      Serving in the military does not make one a hero, nor does it automatically dispose me to indebtedness. In the current conflicts I honor the soldier who refuses to obey his/her orders.

  11. Radagast says:

    I love Neil Young but he in a number of instances was full of hippy idealism. Unfortunately all those folks who were championing peace, love and understanding, teaching the world to sing, and raging against the establishment became the establishment, and led our country to where we are today.

    I absolutely respect those who volunteer for the military and are ready to go and defend my right to freedom. I will absolutely pay respect to that and those who died in past wars. Read about the Civil War, World War I and II and the Revolutionary War. Yes, war is ugly, and ideally we should never have to go to war. But I respect those who volunteer to put themselves in danger for us.

    • Radagast says:

      Also – since I am late to the party and in response to the last topic on flags… there seems to be an over-reacting hang-up about flags, patriotism etc on this site. It could be because there was such an emphasis on these items in Evangelism that one needs to turn 180 degrees the other way to compensate. It could be that as folks become more liturgical, they become more liberal or left leaning.

      I am a Catholic and didn’t experience the over-emphasis on the flag or patriotism. Heck, the Priest railed about death and the ugliness of war – as he should on Memorial Day. There are those who look at the United States in very negative ways, or are afraid of what immigrants might say about flag waving…. except if you go back to the time of the great immigration, late 19th early 20th century, immigrants were proud to wave the flag of their newly adopted country.

      I am sorry that some of you have been burned by Evangelism or had the flag forced down your throat.
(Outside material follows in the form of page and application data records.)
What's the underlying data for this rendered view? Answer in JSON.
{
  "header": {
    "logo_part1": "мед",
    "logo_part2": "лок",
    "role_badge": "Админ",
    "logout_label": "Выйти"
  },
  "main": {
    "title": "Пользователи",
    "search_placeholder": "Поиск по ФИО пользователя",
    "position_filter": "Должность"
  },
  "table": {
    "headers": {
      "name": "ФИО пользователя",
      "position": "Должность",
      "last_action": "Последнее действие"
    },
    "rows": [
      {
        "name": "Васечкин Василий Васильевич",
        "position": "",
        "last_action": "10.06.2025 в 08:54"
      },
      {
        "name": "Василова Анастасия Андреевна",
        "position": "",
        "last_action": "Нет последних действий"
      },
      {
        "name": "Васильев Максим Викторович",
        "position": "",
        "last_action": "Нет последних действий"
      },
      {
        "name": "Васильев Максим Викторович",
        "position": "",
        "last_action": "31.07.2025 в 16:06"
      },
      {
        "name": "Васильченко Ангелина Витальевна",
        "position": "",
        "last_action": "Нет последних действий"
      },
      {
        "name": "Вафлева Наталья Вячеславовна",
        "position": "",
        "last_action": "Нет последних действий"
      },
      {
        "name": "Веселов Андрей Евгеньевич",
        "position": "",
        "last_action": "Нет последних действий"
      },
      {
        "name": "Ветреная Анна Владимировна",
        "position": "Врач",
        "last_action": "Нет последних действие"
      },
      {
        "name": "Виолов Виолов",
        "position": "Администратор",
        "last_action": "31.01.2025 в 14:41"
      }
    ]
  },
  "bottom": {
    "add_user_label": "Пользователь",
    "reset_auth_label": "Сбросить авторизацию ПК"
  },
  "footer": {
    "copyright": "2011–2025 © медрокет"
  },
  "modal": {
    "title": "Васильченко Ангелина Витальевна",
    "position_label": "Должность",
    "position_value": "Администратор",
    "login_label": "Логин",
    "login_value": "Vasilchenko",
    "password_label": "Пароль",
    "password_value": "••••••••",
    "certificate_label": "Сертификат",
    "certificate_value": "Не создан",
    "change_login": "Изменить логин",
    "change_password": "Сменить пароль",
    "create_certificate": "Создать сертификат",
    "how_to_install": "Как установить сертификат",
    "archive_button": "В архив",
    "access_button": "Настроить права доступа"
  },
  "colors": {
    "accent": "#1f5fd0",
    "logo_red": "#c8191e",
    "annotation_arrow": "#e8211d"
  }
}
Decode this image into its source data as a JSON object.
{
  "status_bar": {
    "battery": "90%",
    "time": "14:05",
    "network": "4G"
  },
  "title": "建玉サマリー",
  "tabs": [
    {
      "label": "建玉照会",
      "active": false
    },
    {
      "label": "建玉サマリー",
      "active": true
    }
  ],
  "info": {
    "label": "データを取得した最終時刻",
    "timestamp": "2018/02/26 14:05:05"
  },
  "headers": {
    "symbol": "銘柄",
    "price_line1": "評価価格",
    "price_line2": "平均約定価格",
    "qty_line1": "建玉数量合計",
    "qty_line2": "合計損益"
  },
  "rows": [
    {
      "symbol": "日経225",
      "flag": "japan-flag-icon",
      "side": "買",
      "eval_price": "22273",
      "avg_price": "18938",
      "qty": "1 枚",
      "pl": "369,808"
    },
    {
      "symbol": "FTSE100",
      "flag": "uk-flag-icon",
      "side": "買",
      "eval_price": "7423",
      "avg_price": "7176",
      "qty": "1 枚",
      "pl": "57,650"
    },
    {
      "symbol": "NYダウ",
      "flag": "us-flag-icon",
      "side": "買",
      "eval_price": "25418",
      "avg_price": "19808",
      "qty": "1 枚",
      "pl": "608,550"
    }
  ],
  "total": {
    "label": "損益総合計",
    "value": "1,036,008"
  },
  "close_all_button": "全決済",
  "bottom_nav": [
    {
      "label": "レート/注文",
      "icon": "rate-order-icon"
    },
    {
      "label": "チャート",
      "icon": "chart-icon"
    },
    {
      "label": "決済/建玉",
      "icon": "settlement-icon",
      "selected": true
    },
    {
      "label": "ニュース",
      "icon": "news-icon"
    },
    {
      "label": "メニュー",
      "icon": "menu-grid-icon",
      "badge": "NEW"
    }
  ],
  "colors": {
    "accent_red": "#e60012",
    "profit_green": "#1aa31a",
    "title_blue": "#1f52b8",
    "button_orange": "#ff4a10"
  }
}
I just hope you don’t go too far afield and realize the basic goodness of this country, in contrast to the ideals of many others… read history and don’t focus so much on the exceptions….

  12. A timeless comment from Charles Spurgeon: “We are up to the hilt advocates for peace, and we earnestly war against war. I wish that Christian men would insist more and more on the unrighteousness of war, believing that Christianity means no sword, no cannon, no bloodshed, and that, if a nation is driven to fight in its own defence, Christianity stands by to weep and to intervene as soon as possible, and not to join in the cruel shouts which celebrate an enemy’s slaughter. . . . Today, then, my brethren, I beg you to join with me in seeking renewal.”

    http://spurgeonwarquotes.wordpress.com/2014/01/26/surgeon-christians-evangelicals-war-pacifism/